I did not have any event as a precursor to these syptoms. I have been very ill for about 8 years now and am, as a result, very sensitive to any connections between daily life or extraordinary circumstances that may link a feeling of discomfort, severe pain or profound weakness, dizziness, zoning out, et al with something I have done, eaten, smelled, touched, heard or had done to me. It is a conundrum.  

I had an izchemic stroke about 5+ years ago and a much milder one about a year and a half later. I am on several "biggie" meds, such as methadone for chronic, severe pain from an accident that began all these illnesses (type II diabetes, hypertension, muscle atrophy, RSD). I am house-bound about 95% of the time and bed-bound about 75% of the time when I am at home. In my accident, my spine was fractured (hairline) in a couple of places, 3 discs were herniated, toes were broken that would not heal (became the first spot for RSD), and had other minor fractures.

Prior to this, however, I had been very healthy. Have only been DXed with MVP and PAT. Never even needed meds for either. Just ignored them. I have always been into healthy foods (vegetarian; eat organic, whole foods), take supplements, et al. And have led an active life. (Hiked up mountains on day trips in Colorado, loved to ski, etc.)

My mom passed on at age 50 from a sudden death (heart). My dad passed 4 years later when a stroke showed a brain tumor and cancer that I was told was "pretty much everywhere". Both were active and considered healthy. However, they ate lousy and both were alcoholics. Therefore, I don't hold up a big card and think that I must pass in one of those ways, myself.

My doc (a rather well-known diagnostician) told me today that if I have another attack that has such intense symptoms, to go to an emergency room. However, I have been seeing him for only two weeks, so he does not yet have a good feel for my reactions, interactions, opinions, thoughts, beliefs when it comes to my health and treatment.
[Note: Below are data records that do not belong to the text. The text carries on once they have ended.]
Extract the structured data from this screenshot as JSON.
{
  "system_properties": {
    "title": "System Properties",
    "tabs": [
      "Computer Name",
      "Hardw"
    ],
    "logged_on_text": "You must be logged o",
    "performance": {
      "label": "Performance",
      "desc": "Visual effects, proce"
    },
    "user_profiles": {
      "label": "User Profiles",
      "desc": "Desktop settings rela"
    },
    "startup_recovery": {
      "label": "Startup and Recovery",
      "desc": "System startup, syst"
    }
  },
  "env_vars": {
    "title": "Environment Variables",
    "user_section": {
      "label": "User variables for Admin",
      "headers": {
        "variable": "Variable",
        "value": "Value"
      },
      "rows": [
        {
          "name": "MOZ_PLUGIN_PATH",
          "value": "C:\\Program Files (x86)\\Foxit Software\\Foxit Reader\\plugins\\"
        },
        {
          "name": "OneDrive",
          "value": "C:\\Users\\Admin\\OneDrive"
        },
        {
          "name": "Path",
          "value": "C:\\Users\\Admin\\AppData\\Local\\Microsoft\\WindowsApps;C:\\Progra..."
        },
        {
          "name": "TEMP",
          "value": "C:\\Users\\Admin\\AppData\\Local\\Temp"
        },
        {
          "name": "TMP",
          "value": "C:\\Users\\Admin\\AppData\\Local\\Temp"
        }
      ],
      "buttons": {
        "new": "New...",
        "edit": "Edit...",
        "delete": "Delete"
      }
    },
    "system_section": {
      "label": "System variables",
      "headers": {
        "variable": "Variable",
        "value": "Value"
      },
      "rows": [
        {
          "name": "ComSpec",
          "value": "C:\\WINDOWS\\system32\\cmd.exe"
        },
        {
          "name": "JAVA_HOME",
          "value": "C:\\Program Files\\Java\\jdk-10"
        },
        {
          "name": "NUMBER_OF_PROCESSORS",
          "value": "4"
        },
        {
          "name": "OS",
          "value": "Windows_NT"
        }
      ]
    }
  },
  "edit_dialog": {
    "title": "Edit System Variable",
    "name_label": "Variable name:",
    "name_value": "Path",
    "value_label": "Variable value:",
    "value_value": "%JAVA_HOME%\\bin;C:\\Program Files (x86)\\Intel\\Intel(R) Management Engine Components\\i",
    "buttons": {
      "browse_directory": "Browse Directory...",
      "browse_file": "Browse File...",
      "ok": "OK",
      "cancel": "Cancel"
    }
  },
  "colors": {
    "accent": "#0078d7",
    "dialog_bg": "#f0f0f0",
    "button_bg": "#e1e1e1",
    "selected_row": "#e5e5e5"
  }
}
To his credit, he has already had me take 2 tests - a 24 hour holter monitor (of course, I did not have any type of arrythmia during that time) and a 24 hour continual BP test. The concern about my BP is because I have been hospitalized a few times with uncontrollable, high BP, primarily diastolic. The last time I was in for nearly 3 months.

Last month, however, my BP did a 180 and began reading quite low. The lowest was about 82/37. My doc was not at all alarmed. It seems that no one from this doc to other of my docs to my pharmacist can tell me what "too low" BP is supposed to be. I was experiencing symptoms: passed out twice, light-headed, dizzy, nausea, shaky. But that does not appear to be concerning.

I also keep a diary of every event, what type, time, duration, symptoms, food involvement, activity, and other categories. I chart these things for a couple of reasons. 1) I want to track down anything that even appears to exacerbate any symptoms so that I can alleviate it; 2) I want to visualize not only those categories, but the time of year, what type of allergens are about, pollution level, weather, and similar information.

I think that this is the best way to help support my docs in our attempts, and eventual actualization, to cure the majority of my challenges. I know that docs don't have the time or manpower, and insurance companies do not have the funds to foot the bill for others to do this for me. So I consider it one of my contributions to keeping me as well as possible and on a constant road to recovery.
Have an Answer?
Top Neurology Answerers
620923 tn?1452919248
Allentown, PA
5265383 tn?1483811956
ON
1756321 tn?1547098925
Queensland, Australia
1780921 tn?1499305393
Queen Creek, AZ
Learn About Top Answerers
Didn't find the answer you were looking for?
Ask a question
Popular Resources
Find out how beta-blocker eye drops show promising results for acute migraine relief.
In this special Missouri Medicine report, doctors examine advances in diagnosis and treatment of this devastating and costly neurodegenerative disease.
Here are 12 simple – and fun! – ways to boost your brainpower.
Discover some of the causes of dizziness and how to treat it.
Discover the common causes of headaches and how to treat headache pain.
Two of the largest studies on Alzheimer’s have yielded new clues about the disease